Renowned singers and instrumentalists from West Bengal mourned the demise of sitar maestro and composer Pandit Ravi Shankar.
He "was a legendary personality in the Indian and world music. His death will create a deep void in the world of music," noted sarod player Pandit Buddhadev Dasgupta told IANS.
"His most significant work was undoubtedly to popularise Indian classical music abroad," he said.
Ustad Rashid Khan, a known Indian classical musician in the Hindustani music tradition, said Ravi Shankar was a "great teacher" who inspired young singers and musicians.
"It is a great loss. He used to come and see performances of young singers or instrumentalists. That was something very unique which does not happen nowadays," Khan said.
To Tanmoy Bose, percussionist and tabla player, who has collaborated with Ravi Shankar for 13 years, the death was a "huge loss".
"He imbibed a lot from all of his travels abroad and collaborations with international musicians. This was reflected in his music which is known as fusion music of which he was a pioneer.
"He single-handedly popularised Indian music. Everyone knew about Ravi Shankar and Indian classical music."
According to Tagore songs exponent Dwijen Mukherjee, Shankar was the first music composer from India who did experimental works on fusion music. "He was a great musician as well as a great human being."
Noted tabla player percussionist Bickram Ghosh said: "It was because of him Indian music acquired a global presence.
"His spiritual connect with the audience was his core talent. His music cut across generations," Ghosh told IANS.
Tejendra Narayan Majumdar, one of the most popular and celebrated modern sarod players, described Shankar as the most "unique and versatile" musician.

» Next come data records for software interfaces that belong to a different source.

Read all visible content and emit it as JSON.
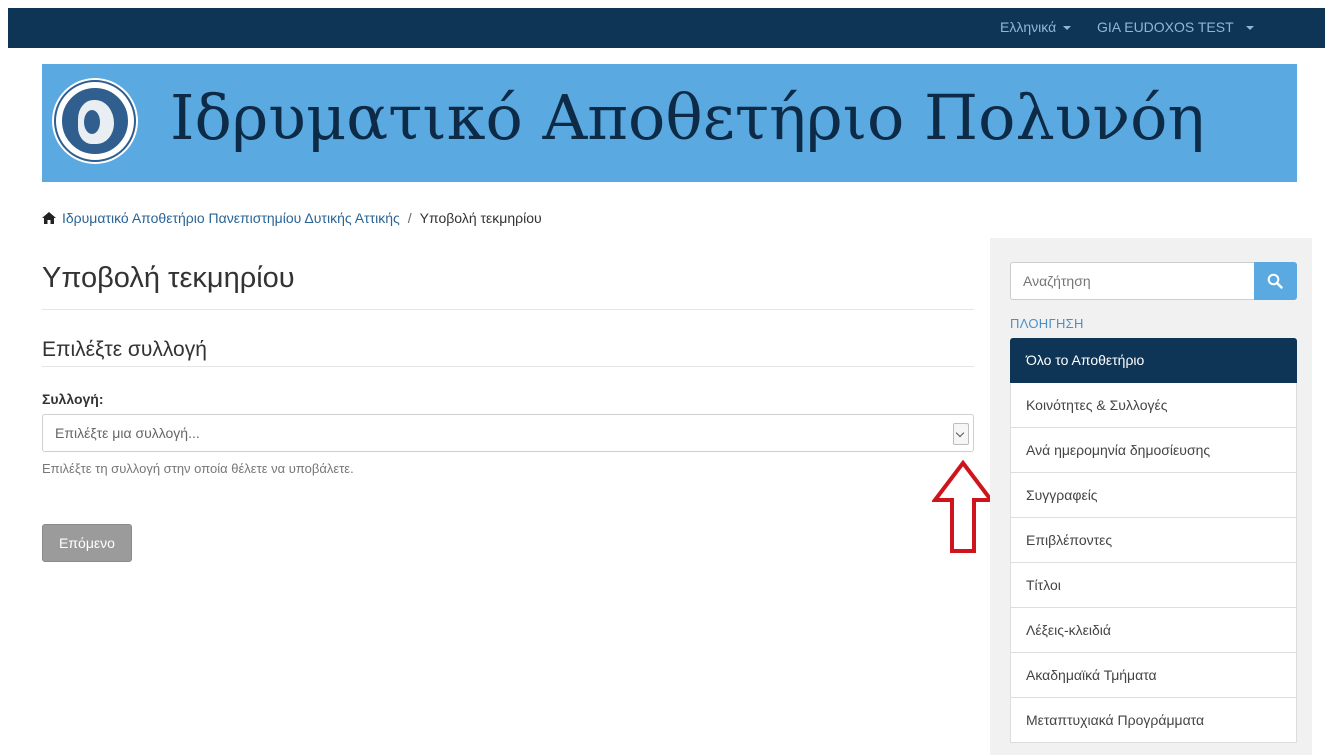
{
  "navbar": {
    "language_label": "Ελληνικά",
    "user_label": "GIA EUDOXOS TEST"
  },
  "banner": {
    "title": "Ιδρυματικό Αποθετήριο Πολυνόη",
    "logo_text": "ΠΑΝΕΠΙΣΤΗΜΙΟ ΔΥΤΙΚΗΣ ΑΤΤΙΚΗΣ · UNIVERSITY OF WEST ATTICA"
  },
  "breadcrumb": {
    "home_label": "Ιδρυματικό Αποθετήριο Πανεπιστημίου Δυτικής Αττικής",
    "separator": "/",
    "current": "Υποβολή τεκμηρίου"
  },
  "main": {
    "page_title": "Υποβολή τεκμηρίου",
    "section_title": "Επιλέξτε συλλογή",
    "field_label": "Συλλογή:",
    "select_value": "Επιλέξτε μια συλλογή...",
    "help_text": "Επιλέξτε τη συλλογή στην οποία θέλετε να υποβάλετε.",
    "next_button": "Επόμενο"
  },
  "sidebar": {
    "search_placeholder": "Αναζήτηση",
    "browse_heading": "ΠΛΟΗΓΗΣΗ",
    "items": [
      {
        "label": "Όλο το Αποθετήριο",
        "active": true
      },
      {
        "label": "Κοινότητες & Συλλογές"
      },
      {
        "label": "Ανά ημερομηνία δημοσίευσης"
      },
      {
        "label": "Συγγραφείς"
      },
      {
        "label": "Επιβλέποντες"
      },
      {
        "label": "Τίτλοι"
      },
      {
        "label": "Λέξεις-κλειδιά"
      },
      {
        "label": "Ακαδημαϊκά Τμήματα"
      },
      {
        "label": "Μεταπτυχιακά Προγράμματα"
      }
    ]
  },
  "icons": [
    "home-icon",
    "search-icon",
    "caret-down-icon",
    "chevron-down-icon",
    "red-arrow-up-icon",
    "university-seal-logo"
  ],
  "colors": {
    "navbar_bg": "#0f3556",
    "banner_bg": "#5aa9e0",
    "banner_text": "#0d2a47",
    "link": "#2a6496",
    "annotation_arrow": "#d0141b",
    "button_disabled": "#9b9b9b"
  }
}
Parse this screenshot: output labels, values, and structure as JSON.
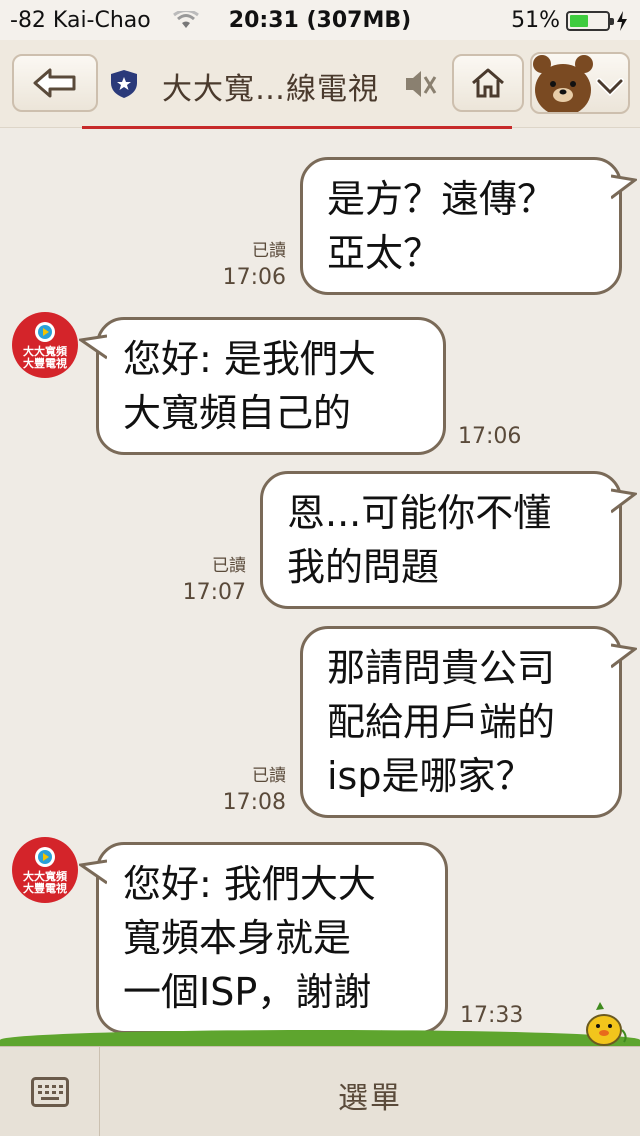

"Wherever and whenever he worked in collaborative music, he did it by maintaining the purity of the Indian classical music," Majumdar said.